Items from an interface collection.
⁂

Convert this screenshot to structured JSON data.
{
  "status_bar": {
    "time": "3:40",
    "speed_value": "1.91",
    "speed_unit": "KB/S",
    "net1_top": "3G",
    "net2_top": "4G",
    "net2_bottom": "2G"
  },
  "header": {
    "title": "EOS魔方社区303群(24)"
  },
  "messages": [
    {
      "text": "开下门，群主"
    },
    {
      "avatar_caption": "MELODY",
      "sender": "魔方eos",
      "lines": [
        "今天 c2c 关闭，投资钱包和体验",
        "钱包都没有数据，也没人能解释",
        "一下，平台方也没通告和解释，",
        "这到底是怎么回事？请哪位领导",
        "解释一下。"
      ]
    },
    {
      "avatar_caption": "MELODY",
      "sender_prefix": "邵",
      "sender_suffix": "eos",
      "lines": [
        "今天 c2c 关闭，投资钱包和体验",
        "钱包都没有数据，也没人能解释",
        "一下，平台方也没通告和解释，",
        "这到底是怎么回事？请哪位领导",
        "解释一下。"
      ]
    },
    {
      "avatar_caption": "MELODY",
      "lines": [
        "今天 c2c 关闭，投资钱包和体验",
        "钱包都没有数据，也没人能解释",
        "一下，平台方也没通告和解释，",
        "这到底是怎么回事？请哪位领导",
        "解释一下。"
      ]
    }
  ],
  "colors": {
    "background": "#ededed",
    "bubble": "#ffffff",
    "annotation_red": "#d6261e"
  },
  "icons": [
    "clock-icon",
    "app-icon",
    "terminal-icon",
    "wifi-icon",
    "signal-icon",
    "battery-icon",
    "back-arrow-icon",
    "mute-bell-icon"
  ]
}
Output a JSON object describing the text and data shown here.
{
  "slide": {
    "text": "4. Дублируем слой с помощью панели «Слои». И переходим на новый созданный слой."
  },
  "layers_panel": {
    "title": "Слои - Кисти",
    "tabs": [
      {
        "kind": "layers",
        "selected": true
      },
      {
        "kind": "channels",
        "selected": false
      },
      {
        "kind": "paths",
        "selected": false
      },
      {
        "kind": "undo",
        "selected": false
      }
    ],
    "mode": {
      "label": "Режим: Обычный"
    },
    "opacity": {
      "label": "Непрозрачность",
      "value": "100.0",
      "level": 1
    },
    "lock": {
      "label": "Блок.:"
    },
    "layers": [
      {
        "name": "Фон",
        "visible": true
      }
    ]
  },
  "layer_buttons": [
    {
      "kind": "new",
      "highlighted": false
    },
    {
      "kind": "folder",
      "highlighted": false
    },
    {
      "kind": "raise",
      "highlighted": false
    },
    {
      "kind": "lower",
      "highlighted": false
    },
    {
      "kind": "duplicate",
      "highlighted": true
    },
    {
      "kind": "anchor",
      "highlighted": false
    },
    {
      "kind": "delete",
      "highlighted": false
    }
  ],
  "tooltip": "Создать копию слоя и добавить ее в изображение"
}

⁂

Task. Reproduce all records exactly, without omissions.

Solution to the exercise.
Convert this screenshot to structured JSON data.
{
  "status_bar": {
    "time": "3:40",
    "speed_value": "1.91",
    "speed_unit": "KB/S",
    "net1_top": "3G",
    "net2_top": "4G",
    "net2_bottom": "2G"
  },
  "header": {
    "title": "EOS魔方社区303群(24)"
  },
  "messages": [
    {
      "text": "开下门，群主"
    },
    {
      "avatar_caption": "MELODY",
      "sender": "魔方eos",
      "lines": [
        "今天 c2c 关闭，投资钱包和体验",
        "钱包都没有数据，也没人能解释",
        "一下，平台方也没通告和解释，",
        "这到底是怎么回事？请哪位领导",
        "解释一下。"
      ]
    },
    {
      "avatar_caption": "MELODY",
      "sender_prefix": "邵",
      "sender_suffix": "eos",
      "lines": [
        "今天 c2c 关闭，投资钱包和体验",
        "钱包都没有数据，也没人能解释",
        "一下，平台方也没通告和解释，",
        "这到底是怎么回事？请哪位领导",
        "解释一下。"
      ]
    },
    {
      "avatar_caption": "MELODY",
      "lines": [
        "今天 c2c 关闭，投资钱包和体验",
        "钱包都没有数据，也没人能解释",
        "一下，平台方也没通告和解释，",
        "这到底是怎么回事？请哪位领导",
        "解释一下。"
      ]
    }
  ],
  "colors": {
    "background": "#ededed",
    "bubble": "#ffffff",
    "annotation_red": "#d6261e"
  },
  "icons": [
    "clock-icon",
    "app-icon",
    "terminal-icon",
    "wifi-icon",
    "signal-icon",
    "battery-icon",
    "back-arrow-icon",
    "mute-bell-icon"
  ]
}
Output a JSON object describing the text and data shown here.
{
  "slide": {
    "text": "4. Дублируем слой с помощью панели «Слои». И переходим на новый созданный слой."
  },
  "layers_panel": {
    "title": "Слои - Кисти",
    "tabs": [
      {
        "kind": "layers",
        "selected": true
      },
      {
        "kind": "channels",
        "selected": false
      },
      {
        "kind": "paths",
        "selected": false
      },
      {
        "kind": "undo",
        "selected": false
      }
    ],
    "mode": {
      "label": "Режим: Обычный"
    },
    "opacity": {
      "label": "Непрозрачность",
      "value": "100.0",
      "level": 1
    },
    "lock": {
      "label": "Блок.:"
    },
    "layers": [
      {
        "name": "Фон",
        "visible": true
      }
    ]
  },
  "layer_buttons": [
    {
      "kind": "new",
      "highlighted": false
    },
    {
      "kind": "folder",
      "highlighted": false
    },
    {
      "kind": "raise",
      "highlighted": false
    },
    {
      "kind": "lower",
      "highlighted": false
    },
    {
      "kind": "duplicate",
      "highlighted": true
    },
    {
      "kind": "anchor",
      "highlighted": false
    },
    {
      "kind": "delete",
      "highlighted": false
    }
  ],
  "tooltip": "Создать копию слоя и добавить ее в изображение"
}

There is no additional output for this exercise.